Bush Opens Mideast Trip to Mark Israel's Anniversary, Push Peace Process

President Bush on Wednesday opened a celebratory visit to Israel where he'll make a new push for peace in the long-troubled Middle East. "We consider the Holy Land a very special place, and we consider the Israeli people our close friends," Bush said.

The president arrived in Tel Aviv, then flew by helicopter to Jerusalem for events Wednesday and Thursday marking the 60th anniversary of Israel's birth in the wake of the Nazi genocide of 6 million Jews.

"Our two nations both faced great challenges when they were founded," he said. "And our two nations have both relied on the same principles to help us succeed. We built strong democracies to protect the freedoms given to us by an almighty God. ... and we built an enduring alliance to confront terrorists and tyrants."

First on his itinerary were meetings with Israeli President Shimon Peres and Prime Minister Ehud Olmert, who greeted he and first lady Laura Bush at Ben Gurion International Airport. Bush reached in to give a hug to Olmert, who is the target of a corruption investigation.

"Let's go to work," Bush said as he walked to a podium, chatting with the two Israeli leaders about the weather and last weekend's wedding of Bush's daughter, Jenna.

The entire Israeli Cabinet also greeted Bush. They lined up and he shook their hands one by one.

"Good to be back," Bush told a member of the welcoming delegation, referring to his visit to Israel in January. "Thanks for coming out to say hello," he said to another.

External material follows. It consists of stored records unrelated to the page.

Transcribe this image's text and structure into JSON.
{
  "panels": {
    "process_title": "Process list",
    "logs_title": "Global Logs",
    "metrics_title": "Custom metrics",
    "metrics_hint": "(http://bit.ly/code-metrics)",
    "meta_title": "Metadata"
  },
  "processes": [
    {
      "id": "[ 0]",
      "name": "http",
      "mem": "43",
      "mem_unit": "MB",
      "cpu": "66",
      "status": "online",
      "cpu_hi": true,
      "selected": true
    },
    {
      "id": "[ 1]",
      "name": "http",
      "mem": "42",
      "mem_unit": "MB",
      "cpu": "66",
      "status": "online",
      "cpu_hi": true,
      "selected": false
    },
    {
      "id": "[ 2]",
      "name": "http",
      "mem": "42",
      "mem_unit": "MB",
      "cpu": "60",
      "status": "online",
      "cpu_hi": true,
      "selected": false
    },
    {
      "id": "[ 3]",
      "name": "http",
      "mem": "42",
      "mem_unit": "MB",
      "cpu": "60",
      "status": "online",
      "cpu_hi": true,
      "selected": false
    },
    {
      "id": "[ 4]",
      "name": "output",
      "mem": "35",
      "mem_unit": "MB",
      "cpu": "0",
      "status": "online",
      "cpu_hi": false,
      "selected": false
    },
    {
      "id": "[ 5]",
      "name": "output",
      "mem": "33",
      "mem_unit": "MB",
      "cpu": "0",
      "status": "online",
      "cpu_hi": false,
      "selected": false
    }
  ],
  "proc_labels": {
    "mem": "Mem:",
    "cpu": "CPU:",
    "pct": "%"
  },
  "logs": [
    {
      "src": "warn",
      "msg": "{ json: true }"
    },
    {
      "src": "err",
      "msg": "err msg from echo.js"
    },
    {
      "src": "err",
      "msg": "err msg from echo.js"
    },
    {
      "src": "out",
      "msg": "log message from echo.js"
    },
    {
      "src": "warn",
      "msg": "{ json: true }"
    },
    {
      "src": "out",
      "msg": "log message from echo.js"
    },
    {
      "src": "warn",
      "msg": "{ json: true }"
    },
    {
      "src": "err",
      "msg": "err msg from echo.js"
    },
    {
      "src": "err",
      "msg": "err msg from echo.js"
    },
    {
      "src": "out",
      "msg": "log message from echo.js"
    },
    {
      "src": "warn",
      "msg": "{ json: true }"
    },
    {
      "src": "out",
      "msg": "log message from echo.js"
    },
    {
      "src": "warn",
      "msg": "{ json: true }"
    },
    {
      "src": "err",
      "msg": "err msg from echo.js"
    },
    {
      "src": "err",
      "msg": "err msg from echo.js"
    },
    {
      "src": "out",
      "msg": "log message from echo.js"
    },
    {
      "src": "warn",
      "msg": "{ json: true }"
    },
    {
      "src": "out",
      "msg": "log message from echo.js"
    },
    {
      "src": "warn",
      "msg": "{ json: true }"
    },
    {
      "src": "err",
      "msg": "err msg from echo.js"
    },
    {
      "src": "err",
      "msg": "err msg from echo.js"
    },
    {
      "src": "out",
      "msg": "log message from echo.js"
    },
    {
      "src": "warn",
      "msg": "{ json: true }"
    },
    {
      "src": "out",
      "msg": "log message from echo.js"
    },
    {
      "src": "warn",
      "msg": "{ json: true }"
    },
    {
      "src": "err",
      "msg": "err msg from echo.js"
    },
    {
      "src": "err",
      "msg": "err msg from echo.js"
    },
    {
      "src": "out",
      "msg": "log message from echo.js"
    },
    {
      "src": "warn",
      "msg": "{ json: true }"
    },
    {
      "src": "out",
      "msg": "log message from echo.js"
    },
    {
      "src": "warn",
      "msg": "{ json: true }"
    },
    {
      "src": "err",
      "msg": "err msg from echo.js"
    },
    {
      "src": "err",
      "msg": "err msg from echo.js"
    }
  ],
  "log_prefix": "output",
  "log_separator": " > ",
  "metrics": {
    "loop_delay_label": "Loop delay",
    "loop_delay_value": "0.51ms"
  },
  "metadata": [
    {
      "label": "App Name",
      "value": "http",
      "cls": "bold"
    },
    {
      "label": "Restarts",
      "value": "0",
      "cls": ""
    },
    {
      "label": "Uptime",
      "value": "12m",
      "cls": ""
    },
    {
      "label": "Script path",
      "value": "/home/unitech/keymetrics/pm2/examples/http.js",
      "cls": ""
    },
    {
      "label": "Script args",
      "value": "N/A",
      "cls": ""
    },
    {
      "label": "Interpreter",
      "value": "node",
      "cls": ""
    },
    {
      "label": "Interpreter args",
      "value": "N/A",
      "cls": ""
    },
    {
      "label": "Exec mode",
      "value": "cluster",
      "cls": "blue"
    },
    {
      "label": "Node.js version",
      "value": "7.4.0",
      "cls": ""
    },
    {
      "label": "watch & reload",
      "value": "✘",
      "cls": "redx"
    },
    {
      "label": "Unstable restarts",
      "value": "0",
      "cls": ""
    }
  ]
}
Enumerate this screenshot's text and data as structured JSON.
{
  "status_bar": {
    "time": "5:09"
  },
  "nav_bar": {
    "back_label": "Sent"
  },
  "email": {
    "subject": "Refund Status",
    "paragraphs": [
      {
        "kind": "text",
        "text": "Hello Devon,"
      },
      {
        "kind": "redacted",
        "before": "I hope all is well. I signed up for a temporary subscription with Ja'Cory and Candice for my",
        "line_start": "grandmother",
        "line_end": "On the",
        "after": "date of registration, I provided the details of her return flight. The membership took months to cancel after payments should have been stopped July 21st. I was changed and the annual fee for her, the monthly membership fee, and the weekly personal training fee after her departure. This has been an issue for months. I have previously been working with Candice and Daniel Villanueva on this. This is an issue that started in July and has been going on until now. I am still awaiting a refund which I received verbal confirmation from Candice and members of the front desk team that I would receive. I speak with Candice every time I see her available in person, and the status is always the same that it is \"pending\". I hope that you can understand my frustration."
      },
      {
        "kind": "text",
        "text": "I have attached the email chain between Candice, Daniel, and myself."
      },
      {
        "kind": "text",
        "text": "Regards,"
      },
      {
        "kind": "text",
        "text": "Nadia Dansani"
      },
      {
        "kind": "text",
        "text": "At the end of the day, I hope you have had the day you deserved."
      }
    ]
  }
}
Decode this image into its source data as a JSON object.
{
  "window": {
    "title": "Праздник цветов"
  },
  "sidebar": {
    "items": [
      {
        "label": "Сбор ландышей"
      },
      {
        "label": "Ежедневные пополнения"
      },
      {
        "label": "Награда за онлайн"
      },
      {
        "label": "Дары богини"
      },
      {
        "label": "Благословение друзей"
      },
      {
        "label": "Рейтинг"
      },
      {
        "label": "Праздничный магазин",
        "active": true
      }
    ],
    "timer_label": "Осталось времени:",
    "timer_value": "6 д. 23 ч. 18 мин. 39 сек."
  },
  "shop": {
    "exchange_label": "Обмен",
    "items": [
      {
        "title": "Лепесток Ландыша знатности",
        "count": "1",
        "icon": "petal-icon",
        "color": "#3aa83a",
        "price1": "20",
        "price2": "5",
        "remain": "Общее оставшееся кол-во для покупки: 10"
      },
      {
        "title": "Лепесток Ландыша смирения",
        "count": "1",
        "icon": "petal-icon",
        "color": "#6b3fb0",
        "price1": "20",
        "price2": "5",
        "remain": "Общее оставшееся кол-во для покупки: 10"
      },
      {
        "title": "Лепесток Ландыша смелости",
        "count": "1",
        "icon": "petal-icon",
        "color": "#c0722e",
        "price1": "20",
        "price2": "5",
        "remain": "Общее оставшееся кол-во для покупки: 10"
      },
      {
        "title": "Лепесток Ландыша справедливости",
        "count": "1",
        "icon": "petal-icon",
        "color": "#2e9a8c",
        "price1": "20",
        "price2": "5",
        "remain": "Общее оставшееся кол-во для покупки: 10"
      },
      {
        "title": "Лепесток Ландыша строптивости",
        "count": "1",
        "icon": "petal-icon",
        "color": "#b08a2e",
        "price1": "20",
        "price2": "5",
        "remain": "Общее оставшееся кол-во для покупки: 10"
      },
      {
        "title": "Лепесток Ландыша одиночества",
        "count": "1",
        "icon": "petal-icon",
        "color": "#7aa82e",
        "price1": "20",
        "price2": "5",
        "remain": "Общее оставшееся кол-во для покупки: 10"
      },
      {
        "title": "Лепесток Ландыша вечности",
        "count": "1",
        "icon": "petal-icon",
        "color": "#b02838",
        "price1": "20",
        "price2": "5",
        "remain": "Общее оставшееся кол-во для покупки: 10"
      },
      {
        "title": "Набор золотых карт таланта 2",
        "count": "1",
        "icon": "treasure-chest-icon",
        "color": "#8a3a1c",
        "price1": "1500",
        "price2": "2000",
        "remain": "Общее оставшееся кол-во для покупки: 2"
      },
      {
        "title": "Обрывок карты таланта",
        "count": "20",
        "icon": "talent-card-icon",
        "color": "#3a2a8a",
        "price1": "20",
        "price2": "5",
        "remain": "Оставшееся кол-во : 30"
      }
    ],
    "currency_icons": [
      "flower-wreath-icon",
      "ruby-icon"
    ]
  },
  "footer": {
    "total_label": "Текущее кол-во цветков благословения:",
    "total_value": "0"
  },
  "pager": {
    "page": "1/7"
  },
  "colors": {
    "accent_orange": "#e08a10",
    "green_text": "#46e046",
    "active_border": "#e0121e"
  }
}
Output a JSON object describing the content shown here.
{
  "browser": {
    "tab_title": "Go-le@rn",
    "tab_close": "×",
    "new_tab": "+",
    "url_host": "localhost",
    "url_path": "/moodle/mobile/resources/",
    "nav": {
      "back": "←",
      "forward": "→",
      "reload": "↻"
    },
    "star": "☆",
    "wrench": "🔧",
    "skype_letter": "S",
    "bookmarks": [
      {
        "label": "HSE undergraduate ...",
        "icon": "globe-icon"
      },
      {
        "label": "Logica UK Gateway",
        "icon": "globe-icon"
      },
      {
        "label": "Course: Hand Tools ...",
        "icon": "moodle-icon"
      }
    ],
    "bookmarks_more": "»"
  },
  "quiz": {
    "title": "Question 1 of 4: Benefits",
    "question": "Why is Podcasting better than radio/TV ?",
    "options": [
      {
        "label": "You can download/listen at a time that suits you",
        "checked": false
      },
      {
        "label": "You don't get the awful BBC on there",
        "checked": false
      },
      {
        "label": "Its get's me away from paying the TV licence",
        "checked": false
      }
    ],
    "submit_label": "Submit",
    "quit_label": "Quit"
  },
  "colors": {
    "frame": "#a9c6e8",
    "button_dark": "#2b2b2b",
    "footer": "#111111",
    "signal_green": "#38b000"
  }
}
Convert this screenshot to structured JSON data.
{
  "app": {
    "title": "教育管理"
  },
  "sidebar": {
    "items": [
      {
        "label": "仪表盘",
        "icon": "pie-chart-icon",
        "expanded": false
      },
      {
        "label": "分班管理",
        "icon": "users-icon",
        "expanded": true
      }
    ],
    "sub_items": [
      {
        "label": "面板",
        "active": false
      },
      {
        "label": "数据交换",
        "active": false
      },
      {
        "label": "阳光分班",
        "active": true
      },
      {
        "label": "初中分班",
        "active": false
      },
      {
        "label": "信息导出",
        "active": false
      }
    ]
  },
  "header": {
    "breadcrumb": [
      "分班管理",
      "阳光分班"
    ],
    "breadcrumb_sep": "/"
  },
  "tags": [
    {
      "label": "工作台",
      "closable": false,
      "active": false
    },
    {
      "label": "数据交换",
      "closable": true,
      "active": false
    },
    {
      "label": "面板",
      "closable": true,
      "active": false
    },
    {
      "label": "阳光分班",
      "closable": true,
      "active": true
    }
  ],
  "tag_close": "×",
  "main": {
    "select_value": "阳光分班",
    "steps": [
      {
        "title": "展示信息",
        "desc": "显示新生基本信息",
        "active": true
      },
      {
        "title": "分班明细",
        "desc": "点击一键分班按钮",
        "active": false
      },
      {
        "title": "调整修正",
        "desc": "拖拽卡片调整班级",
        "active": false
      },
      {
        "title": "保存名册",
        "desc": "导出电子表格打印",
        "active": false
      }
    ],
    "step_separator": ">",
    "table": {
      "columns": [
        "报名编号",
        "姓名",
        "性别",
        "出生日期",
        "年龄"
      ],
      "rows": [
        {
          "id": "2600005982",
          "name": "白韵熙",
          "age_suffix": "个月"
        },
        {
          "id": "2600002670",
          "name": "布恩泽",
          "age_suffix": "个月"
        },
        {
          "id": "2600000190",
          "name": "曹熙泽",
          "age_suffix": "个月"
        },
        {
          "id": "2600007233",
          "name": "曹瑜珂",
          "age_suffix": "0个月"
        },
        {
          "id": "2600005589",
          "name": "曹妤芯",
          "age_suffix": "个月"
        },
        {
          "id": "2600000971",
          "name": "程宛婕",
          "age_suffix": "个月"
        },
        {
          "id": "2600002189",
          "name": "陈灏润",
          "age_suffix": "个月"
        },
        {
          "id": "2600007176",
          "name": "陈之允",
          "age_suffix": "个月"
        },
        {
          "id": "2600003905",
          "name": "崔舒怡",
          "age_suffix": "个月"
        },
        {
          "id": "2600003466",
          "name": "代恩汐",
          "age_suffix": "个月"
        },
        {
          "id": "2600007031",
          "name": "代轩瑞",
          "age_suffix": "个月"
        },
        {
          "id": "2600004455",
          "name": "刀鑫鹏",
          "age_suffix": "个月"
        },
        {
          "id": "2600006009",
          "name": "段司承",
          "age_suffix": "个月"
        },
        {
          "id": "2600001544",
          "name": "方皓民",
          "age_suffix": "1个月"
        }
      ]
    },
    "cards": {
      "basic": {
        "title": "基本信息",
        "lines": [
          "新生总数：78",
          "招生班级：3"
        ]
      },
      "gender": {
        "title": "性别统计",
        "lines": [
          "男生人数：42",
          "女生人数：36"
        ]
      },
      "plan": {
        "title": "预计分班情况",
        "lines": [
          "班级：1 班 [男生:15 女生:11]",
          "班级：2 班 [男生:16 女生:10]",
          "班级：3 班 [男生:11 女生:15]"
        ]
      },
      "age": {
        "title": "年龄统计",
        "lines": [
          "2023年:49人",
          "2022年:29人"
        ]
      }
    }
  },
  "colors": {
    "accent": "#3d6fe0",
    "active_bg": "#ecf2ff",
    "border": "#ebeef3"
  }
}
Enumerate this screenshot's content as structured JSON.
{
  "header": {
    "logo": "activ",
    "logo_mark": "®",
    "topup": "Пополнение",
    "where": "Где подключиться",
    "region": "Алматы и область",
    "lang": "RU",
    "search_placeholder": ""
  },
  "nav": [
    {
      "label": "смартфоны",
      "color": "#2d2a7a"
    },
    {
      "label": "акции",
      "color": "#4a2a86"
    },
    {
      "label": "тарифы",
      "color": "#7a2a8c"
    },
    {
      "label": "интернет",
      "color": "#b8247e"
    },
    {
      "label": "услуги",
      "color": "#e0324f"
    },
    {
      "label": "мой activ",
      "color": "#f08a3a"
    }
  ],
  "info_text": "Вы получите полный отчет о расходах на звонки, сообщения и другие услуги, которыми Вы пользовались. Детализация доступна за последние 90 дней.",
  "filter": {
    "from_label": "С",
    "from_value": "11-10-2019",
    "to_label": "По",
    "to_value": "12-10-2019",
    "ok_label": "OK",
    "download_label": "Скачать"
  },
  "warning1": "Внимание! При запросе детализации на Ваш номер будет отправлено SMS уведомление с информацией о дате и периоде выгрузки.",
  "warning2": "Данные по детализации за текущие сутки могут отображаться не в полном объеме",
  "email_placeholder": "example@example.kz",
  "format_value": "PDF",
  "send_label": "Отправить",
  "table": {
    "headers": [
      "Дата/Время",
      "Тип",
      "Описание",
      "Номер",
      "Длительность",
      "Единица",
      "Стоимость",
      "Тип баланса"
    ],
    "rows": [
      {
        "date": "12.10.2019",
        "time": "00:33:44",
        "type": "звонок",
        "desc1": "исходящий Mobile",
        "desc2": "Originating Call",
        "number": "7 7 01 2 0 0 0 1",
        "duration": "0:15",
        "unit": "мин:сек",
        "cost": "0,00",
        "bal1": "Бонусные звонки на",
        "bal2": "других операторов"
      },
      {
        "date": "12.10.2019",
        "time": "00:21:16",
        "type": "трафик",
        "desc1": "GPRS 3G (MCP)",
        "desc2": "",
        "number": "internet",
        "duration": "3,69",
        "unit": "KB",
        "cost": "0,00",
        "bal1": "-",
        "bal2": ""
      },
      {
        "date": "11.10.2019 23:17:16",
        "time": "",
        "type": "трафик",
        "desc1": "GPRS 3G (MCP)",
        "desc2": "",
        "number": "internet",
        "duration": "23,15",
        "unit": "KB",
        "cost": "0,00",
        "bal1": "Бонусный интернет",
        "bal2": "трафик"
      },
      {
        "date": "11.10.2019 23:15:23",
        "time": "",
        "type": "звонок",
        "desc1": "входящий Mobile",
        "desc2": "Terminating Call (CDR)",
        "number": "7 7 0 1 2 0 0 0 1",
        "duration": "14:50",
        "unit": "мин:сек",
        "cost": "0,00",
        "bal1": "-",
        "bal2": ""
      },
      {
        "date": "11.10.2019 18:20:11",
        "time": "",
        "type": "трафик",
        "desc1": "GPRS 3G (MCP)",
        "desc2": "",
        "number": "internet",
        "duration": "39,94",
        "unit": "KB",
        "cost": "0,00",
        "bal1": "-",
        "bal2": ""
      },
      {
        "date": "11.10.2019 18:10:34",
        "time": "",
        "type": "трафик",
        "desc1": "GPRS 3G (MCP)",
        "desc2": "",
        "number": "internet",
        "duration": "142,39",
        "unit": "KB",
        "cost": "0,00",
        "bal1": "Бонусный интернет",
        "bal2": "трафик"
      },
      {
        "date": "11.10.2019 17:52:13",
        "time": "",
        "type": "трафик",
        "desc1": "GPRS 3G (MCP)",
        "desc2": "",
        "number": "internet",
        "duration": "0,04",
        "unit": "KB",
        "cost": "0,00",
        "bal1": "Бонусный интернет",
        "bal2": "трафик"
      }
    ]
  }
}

Bush is set to speak Wednesday night at a conference in Jerusalem celebrating Israel's 60th anniversary. The conference, convened by Peres, includes international figures like former Secretary of State Henry Kissinger and an array of Jewish Nobel laureates, including writer and Holocaust survivor Eli Wiesel.

"We are proud to reaffirm the friendship of our peoples," Bush said.

Both Peres and Olmert warmly thanked Bush for strengthening ties with the United States, Israel's closest ally.

"Your presence here permits us to do something we really want to do and that is to celebrate a real thanksgiving party for the United States, from the depths of our heart, expressing our thanks to you and the greatest phenomenon in human history, the United States of America," Peres said.

Olmert underscored the strength of the U.S.-Israeli relations.

"Throughout the years, the strategic alliance with America has become one of the fundamental pillars of our national security. The bond between our people has grown deeper and stronger with time," Olmert said. "America has been there at each and every important crossroad in the life of our young country and stood by us in times of hope and moments of crisis."

He said Bush's decision to celebrate Israel's historic milestone was an extraordinary gesture of friendship.

"It's further evidence of your unending commitment to the security and well being of our country," he said.

Speaking to reporters on Air Force One, National Security Adviser Stephen Hadley suggested that Bush might acknowledge the Palestinian role when marking the Jewish state's birthday. "We are going to Israel to celebrate the 60th anniversary of the founding of the state of Israel, and that is a great event," he said. "We also recognize that resulted in hardship for many Palestinian people."

Bush has expressed some optimism that an Israeli-Palestinian peace agreement would be struck before his term ends while holding out little hope for a major breakthrough during this trip. Secretary of State Condoleezza Rice said Tuesday that reaching such a deal within the next eight months "might be improbable but it's not impossible."

The Palestinians are marking the 60th anniversary of the "nakba," or catastrophe, the word they use to describe Israel's establishment. Israel has imposed a closure on the West Bank and Gaza Strip during Bush's visit, preventing Palestinians from entering the country. Normally, tens of thousands of Palestinians are permitted into Israel each day for work, health care and family visits.

At the Qalandia military checkpoint next to Jerusalem, a few dozen Palestinians threw stones at Israeli police. Police said they responded with riot control tactics, and the force was seen firing tear gas at the crowd.

After Israel, Bush will go to Saudi Arabia where he promises to press King Abdullah to increase oil production to ease soaring costs on consumers. Bush made a similar plea in January but it was ignored.

As Bush prepared to leave Washington, Senate Democrats introduced a resolution that would block $1.4 billion in arms sales to Saudi Arabia unless Riyadh agrees to increase its oil production by 1 million barrels per day.

The Democrats said they introduced the measure to coincide with Bush's trip to send a message to Saudi Arabia that it should pump more oil to reduce the cost of gas for Americans.

The president's final stop will be at the Red Sea resort of Sharm el-Sheikh, where he will meet over two days with a handful of leaders: Egyptian President Hosni Mubarak, Afghan President Hamid Karzai, Palestinian Authority President Mahmoud Abbas and Prime Minister Salam Fayyad, Jordan's King Abdullah II and Iraqi leaders. Bush also is scheduled to meet with Lebanese Prime Minister Fuad Saniora, but that is in doubt now after clashes between the U.S.-backed government in Beirut and Hezbollah-led opposition.